• [Task brief]
Copy out each line of the entries below in which the string "name" appears.

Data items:
· · · ·

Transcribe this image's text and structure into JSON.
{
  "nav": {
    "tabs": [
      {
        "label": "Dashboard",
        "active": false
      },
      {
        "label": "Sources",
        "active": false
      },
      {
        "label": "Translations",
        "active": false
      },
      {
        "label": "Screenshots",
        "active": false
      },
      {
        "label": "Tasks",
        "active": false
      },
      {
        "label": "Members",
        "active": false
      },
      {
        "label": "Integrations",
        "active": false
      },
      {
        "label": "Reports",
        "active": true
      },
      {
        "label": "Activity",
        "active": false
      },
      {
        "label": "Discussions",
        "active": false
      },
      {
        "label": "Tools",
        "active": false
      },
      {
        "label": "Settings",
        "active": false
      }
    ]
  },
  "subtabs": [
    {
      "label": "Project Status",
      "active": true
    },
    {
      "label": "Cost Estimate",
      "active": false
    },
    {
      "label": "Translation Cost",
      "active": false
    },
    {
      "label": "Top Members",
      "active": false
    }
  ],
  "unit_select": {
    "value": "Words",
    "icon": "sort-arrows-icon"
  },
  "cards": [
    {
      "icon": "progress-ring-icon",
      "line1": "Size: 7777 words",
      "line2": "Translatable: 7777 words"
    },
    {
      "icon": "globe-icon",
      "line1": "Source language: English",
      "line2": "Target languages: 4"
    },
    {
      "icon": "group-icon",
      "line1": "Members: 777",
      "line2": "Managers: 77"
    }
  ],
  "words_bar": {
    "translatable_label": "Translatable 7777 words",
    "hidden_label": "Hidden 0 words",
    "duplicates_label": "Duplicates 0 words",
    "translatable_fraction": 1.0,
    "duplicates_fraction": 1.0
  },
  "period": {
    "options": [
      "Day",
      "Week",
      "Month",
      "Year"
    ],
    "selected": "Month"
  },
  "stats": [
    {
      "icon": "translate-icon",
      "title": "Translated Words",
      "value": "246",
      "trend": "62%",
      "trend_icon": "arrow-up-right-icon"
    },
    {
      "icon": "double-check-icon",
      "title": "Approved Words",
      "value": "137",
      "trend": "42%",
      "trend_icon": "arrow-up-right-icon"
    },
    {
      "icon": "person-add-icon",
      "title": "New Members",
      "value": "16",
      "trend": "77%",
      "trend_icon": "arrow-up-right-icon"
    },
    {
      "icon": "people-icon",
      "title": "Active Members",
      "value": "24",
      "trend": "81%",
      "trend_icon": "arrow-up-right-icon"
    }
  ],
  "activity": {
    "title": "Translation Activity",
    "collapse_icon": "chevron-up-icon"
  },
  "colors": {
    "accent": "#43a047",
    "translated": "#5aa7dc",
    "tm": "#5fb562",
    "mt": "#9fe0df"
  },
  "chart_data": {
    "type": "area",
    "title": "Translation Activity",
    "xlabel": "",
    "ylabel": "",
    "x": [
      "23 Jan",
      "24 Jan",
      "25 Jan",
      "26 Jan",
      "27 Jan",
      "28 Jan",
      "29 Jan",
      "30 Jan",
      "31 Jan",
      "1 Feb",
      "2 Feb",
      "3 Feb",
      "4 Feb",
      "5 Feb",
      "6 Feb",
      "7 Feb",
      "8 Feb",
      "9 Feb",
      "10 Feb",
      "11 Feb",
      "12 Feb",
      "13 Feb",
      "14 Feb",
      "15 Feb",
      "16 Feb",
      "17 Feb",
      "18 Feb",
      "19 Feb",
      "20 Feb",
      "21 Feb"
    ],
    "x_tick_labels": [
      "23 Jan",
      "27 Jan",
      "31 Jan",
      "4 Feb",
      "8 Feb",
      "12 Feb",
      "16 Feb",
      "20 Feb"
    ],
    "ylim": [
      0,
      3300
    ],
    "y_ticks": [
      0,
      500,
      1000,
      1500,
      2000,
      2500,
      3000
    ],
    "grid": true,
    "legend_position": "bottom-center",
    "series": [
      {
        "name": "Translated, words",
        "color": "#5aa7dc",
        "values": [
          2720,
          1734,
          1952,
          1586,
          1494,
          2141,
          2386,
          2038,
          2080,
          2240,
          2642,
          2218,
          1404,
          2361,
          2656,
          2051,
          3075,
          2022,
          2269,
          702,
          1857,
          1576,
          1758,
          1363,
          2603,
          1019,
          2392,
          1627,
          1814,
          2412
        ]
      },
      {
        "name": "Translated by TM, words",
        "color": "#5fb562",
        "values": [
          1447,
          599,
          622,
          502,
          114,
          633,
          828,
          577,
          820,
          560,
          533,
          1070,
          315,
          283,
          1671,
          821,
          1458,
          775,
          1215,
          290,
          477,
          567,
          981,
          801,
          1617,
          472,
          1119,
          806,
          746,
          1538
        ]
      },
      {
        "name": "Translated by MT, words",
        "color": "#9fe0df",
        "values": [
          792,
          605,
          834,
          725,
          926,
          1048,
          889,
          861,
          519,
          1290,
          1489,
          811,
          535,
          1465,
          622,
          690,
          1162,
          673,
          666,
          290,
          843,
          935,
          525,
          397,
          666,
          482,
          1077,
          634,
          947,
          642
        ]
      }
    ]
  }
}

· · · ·

• [Answer to this exercise]
        "name": "Translated, words",
        "name": "Translated by TM, words",
        "name": "Translated by MT, words",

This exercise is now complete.